Comcast Earnings Rise 12 Percent
Comcast reported its third-quarter earnings today. It made a lot of money. A lot of money. Harry Potter money.
Comcast, the cable and entertainment conglomerate, reported a 12 percent increase in earnings in the third quarter, propelled by growth in the company’s high-speed Internet business and NBC broadcast television network.
Total revenue increased 4 percent, to $16.8 billion, compared to the same period last year, the company reported Thursday.
Net income for the quarter was $2.6 billion, up 49.7 percent from the same period last year because of the one-time addition of income tax adjustments and other items. Excluding those additions, earnings per share increased 12.3 percent to 73 cents.
Comcast said it has deployed more than five million units of its next-generation, Internet-connected X1 set-top box as it moves aggressively to stem losses of video customers. The company showed improvements in its video subscriber results, losing 81,000 video customers in the third quarter, compared with a loss of 127,000 customers a year ago.
Meanwhile, Comcast’s subscriber growth in broadband picked up, as the company added 315,000 broadband subscribers, compared with 297,000 a year ago. Voice subscriber additions slowed to 68,000, from 169,000 in the prior-year period, driven by more customers opting for two-product bundles rather than the full “triple play.” Comcast boosted its broadband revenue 9.6%, while voice revenue declined 0.5%. Business services revenue jumped 21%.

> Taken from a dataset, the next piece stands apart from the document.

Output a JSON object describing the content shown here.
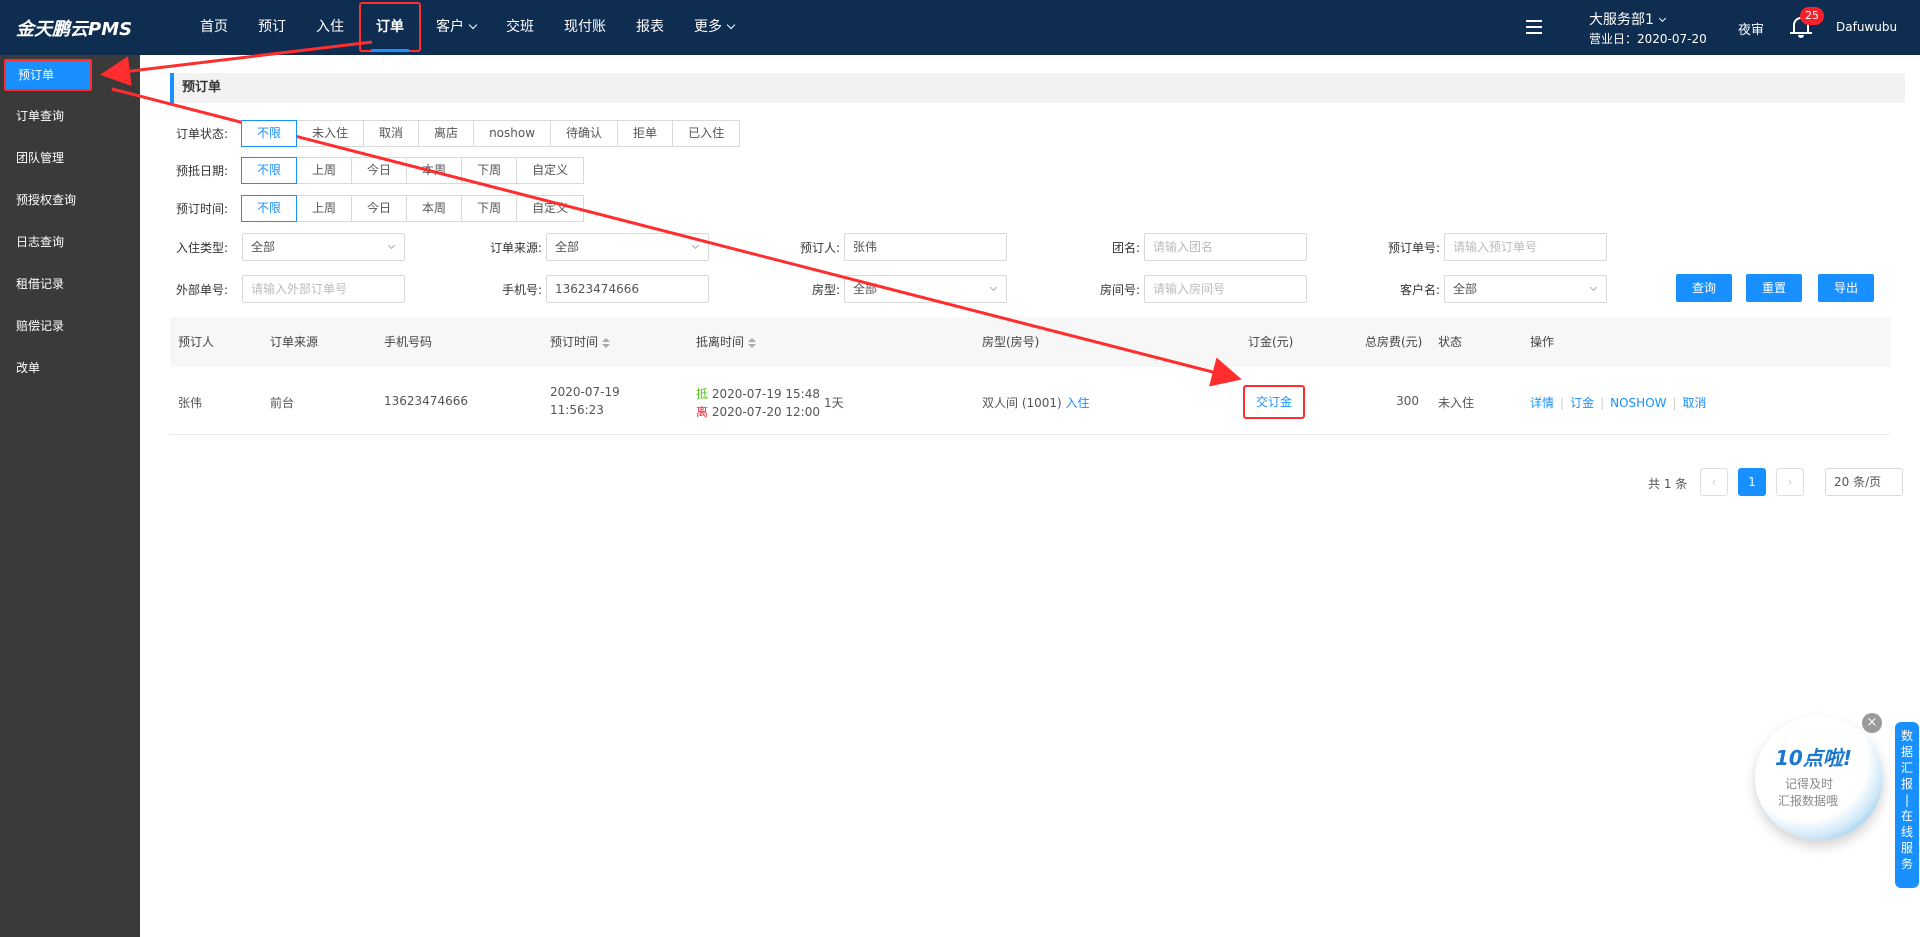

Bloomberg gets commentary on those numbers from David Heger, an analyst at Edward Jones & Co.:
“From the point of view of a cable company, you really want to see broadband growth more so than cable-TV growth because it’s much more profitable,” Heger, who has a buy rating on the stock, said in an interview before the earnings release. “For a Comcast, it’s really broadband and a bigger push into the business market” that are fueling growth, he said.
The average customer bill edged up 4 percent to $137.24 per month after a 2 percent price hike at the beginning of the year. Customers added more services and business client revenue rose.
At NBCUniversal, advertising revenue rose 4 percent to $1.15 billion, helped by high ratings for NBC shows like “The Voice,” ”The Blacklist,” ”Sunday Night Football” and news programming.
Film revenue fell 15 percent to $1.19 billion due to tough comparisons with last year, when the popular animated movie “Despicable Me 2” was released.
For the third quarter of 2014, revenue from the Theme Parks segment increased 18.7% to $786 million compared to $661 million in the third quarter of 2013, reflecting higher guest attendance and per capita spending, driven by the successful opening of Orlando’s The Wizarding World of Harry Potter ™ – Diagon Alley ™. Third quarter operating cash flow increased 16.9% to $402 million compared to $343 million in the same period last year, reflecting higher revenue, partially offset by an increase in operating costs to support the new attractions.
For the nine months ended September 30, 2014, revenue from the Theme Parks segment increased 13.1% to $1.9 billion compared to $1.7 billion in 2013. Operating cash flow increased 9.1% to $816 million compared to $747 million in the first nine months of 2013.
Maybe Harry Potter has a spell for strengthening Comcast’s bottom line — Profitus Maximus! (Poof!)